Input data Start Marker

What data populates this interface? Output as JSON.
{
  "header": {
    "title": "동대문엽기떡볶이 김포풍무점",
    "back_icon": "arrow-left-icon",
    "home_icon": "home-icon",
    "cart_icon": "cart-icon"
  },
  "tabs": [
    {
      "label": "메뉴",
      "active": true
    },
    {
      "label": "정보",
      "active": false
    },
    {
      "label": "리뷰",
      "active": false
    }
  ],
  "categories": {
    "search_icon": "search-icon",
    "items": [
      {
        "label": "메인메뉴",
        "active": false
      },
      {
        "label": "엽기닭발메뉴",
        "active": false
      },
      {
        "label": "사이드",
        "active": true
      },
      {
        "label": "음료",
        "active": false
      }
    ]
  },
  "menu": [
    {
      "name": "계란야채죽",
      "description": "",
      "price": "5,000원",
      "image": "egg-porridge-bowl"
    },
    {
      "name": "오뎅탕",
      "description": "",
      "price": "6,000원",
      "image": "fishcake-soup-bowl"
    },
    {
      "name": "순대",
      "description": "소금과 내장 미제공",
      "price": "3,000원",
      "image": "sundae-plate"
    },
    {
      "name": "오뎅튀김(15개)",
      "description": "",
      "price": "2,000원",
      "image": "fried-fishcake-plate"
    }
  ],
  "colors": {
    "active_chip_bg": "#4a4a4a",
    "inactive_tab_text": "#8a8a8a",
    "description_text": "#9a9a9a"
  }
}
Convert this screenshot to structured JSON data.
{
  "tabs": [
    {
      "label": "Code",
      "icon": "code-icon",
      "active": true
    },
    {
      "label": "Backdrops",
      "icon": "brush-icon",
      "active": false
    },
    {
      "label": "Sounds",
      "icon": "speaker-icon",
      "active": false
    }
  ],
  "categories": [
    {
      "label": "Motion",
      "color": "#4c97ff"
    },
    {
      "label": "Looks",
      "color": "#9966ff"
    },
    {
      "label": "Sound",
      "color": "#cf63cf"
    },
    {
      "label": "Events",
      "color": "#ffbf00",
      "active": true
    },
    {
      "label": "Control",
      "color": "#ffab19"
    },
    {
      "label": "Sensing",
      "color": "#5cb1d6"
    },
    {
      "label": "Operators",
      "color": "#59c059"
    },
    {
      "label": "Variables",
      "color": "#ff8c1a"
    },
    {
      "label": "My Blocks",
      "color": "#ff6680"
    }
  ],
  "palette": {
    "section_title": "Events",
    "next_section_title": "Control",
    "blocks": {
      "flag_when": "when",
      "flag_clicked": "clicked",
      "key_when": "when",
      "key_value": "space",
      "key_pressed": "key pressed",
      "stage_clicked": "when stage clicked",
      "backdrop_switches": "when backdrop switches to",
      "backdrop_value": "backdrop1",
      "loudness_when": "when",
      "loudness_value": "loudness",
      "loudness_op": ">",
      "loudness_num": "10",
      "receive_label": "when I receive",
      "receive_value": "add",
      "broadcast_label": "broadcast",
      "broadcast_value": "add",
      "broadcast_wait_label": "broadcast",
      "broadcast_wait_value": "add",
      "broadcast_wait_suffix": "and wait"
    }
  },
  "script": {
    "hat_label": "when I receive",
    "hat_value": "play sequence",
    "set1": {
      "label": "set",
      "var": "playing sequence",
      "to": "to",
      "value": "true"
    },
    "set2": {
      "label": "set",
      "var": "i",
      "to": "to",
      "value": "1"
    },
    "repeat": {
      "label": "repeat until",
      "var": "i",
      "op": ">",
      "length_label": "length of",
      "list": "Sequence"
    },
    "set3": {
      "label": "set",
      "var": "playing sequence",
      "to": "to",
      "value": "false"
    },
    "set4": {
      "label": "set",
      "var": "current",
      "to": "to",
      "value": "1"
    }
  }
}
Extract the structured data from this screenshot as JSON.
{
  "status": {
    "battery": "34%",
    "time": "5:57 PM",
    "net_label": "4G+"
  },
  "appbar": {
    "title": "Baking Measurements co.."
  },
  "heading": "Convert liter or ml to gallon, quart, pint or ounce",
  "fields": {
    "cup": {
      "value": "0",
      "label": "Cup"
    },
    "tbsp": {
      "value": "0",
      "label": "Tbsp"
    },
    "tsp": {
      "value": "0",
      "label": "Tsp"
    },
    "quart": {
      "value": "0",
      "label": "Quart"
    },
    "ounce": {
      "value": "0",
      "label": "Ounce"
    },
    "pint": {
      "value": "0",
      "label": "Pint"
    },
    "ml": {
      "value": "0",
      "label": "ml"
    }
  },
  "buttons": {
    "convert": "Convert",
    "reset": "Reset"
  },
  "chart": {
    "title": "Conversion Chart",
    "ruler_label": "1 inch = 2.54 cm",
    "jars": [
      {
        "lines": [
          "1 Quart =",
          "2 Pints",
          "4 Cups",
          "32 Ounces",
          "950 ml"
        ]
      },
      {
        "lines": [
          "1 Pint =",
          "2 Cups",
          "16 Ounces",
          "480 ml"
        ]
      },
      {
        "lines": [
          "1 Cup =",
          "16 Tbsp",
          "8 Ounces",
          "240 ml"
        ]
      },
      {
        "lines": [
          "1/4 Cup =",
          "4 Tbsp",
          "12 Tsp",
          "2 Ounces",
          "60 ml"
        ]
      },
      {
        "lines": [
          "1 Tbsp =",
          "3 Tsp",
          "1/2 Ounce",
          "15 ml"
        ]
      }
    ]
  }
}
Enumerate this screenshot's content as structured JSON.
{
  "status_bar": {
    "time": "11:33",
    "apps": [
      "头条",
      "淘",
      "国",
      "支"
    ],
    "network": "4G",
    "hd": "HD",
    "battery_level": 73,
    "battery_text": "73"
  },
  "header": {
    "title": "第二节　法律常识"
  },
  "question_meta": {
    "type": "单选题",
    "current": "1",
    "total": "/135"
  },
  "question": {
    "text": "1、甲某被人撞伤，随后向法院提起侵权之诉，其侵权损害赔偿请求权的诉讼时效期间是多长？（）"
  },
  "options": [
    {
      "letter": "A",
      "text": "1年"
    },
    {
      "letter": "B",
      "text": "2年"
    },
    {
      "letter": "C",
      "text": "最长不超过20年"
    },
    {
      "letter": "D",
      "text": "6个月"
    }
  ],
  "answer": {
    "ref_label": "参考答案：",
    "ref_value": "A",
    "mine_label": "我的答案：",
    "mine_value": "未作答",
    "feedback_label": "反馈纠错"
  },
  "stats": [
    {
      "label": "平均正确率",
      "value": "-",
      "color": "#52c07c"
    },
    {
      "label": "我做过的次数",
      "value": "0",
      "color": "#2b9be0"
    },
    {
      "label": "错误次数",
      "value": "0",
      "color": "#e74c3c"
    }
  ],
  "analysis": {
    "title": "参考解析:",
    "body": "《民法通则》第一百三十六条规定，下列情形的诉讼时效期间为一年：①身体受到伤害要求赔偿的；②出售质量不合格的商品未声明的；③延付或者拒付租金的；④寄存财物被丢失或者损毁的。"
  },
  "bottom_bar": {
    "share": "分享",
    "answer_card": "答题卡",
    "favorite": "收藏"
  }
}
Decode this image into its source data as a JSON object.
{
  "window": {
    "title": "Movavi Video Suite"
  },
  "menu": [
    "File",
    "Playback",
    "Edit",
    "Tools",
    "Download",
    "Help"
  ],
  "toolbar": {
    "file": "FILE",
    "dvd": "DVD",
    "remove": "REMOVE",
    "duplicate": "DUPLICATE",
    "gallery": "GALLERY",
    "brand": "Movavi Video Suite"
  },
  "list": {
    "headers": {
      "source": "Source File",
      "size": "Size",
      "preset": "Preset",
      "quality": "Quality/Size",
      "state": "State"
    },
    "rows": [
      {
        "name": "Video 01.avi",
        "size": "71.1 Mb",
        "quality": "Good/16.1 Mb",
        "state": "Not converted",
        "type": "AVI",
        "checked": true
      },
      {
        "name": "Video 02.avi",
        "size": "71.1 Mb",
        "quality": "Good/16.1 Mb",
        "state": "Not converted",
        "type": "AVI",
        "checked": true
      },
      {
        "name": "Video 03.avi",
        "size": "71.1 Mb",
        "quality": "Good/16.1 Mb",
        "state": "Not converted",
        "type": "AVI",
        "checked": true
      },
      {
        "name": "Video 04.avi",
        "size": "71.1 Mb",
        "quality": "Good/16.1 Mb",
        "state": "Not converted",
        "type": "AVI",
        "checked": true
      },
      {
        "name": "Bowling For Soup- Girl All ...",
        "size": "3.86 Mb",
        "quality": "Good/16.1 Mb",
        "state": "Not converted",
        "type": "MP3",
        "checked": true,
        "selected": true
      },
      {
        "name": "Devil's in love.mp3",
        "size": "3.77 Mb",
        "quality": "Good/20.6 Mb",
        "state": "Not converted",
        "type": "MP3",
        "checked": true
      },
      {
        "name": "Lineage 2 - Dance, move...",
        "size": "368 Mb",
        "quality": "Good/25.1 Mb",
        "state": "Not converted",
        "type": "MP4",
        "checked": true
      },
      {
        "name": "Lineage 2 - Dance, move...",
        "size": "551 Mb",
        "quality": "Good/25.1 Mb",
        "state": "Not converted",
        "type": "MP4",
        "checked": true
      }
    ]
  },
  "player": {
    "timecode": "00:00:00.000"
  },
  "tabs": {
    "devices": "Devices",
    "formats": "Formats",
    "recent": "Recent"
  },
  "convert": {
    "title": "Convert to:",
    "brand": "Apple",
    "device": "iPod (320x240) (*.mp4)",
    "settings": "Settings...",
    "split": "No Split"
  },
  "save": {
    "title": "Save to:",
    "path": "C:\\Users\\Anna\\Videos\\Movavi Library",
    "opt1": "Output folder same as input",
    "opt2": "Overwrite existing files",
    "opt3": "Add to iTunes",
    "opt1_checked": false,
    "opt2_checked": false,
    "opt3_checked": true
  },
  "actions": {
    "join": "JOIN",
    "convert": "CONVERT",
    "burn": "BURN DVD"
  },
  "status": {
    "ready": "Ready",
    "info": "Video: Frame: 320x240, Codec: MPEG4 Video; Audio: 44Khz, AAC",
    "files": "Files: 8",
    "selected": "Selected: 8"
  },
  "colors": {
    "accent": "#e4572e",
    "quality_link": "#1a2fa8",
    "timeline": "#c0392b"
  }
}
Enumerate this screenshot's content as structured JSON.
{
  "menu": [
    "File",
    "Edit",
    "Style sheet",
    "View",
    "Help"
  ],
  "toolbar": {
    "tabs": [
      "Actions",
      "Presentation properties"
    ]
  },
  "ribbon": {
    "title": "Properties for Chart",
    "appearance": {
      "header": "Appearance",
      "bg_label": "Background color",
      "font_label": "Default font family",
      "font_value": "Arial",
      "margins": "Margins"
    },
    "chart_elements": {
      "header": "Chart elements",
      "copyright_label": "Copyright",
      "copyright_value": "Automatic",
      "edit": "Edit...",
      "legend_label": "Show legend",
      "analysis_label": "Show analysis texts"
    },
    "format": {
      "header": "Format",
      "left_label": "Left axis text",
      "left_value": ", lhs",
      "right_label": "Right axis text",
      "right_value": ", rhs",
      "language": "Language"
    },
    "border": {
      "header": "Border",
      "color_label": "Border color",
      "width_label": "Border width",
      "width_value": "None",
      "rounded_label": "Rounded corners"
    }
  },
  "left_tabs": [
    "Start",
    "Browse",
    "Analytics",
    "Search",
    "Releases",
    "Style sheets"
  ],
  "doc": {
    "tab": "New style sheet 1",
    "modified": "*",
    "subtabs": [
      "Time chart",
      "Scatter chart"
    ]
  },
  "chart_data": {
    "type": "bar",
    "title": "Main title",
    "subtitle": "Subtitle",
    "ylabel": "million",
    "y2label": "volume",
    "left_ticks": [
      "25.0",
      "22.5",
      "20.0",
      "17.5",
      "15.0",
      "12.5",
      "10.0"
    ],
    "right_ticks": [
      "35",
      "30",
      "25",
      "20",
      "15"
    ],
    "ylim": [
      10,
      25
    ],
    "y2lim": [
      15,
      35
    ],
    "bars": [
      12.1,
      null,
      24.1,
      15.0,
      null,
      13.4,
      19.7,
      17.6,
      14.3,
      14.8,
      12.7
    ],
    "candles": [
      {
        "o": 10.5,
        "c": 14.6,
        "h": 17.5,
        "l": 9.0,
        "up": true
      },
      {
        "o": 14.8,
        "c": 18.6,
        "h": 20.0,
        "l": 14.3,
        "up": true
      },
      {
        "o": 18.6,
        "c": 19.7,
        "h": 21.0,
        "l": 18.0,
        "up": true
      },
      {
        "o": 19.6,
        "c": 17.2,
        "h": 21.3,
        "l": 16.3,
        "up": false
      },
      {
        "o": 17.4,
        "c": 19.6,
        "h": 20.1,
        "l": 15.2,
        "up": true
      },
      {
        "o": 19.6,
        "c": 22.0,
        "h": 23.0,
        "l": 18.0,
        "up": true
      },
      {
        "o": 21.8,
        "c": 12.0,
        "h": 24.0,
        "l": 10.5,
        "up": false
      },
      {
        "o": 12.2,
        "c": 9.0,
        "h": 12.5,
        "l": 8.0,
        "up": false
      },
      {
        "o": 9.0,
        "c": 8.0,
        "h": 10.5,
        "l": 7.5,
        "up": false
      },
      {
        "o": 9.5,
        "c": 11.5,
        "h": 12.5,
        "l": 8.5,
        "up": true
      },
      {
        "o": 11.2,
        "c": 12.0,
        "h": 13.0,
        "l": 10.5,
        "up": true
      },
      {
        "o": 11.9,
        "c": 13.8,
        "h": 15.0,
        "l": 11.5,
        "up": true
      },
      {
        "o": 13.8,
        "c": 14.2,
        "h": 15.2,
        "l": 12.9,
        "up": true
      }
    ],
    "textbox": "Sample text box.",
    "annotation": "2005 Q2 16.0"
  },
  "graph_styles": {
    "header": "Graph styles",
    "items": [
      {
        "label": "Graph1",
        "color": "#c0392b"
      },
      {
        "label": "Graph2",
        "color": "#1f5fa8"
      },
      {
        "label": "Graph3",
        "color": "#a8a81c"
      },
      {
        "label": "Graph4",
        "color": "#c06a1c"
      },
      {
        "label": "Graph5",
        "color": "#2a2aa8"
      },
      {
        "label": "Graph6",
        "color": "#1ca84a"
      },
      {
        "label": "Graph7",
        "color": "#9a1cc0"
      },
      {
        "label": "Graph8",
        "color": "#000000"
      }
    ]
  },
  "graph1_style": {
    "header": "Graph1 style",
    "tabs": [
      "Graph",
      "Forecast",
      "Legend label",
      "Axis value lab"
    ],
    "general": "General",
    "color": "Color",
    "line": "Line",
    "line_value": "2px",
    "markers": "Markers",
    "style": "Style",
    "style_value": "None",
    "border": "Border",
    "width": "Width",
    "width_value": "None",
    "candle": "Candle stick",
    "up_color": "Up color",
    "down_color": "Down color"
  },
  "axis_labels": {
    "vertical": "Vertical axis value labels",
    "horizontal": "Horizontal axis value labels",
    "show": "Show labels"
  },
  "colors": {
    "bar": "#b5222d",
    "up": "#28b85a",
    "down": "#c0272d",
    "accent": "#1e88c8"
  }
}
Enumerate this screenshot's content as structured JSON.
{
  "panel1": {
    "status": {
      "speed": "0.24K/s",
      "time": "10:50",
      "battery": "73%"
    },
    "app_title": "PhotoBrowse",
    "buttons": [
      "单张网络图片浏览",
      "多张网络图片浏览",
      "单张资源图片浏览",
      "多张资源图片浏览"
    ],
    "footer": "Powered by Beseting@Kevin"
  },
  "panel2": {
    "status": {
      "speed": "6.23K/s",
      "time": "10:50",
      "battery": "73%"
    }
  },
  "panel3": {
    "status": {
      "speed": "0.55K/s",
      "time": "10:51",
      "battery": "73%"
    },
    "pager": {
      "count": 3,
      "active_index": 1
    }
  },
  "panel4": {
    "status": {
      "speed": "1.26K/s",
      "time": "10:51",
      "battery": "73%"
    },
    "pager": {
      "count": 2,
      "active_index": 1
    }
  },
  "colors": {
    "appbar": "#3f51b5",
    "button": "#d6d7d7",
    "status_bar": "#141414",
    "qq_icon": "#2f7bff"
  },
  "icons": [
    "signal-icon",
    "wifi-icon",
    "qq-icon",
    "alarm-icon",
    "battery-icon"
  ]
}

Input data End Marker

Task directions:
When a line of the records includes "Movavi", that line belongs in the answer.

Result:
    "title": "Movavi Video Suite"
    "brand": "Movavi Video Suite"
    "path": "C:\\Users\\Anna\\Videos\\Movavi Library",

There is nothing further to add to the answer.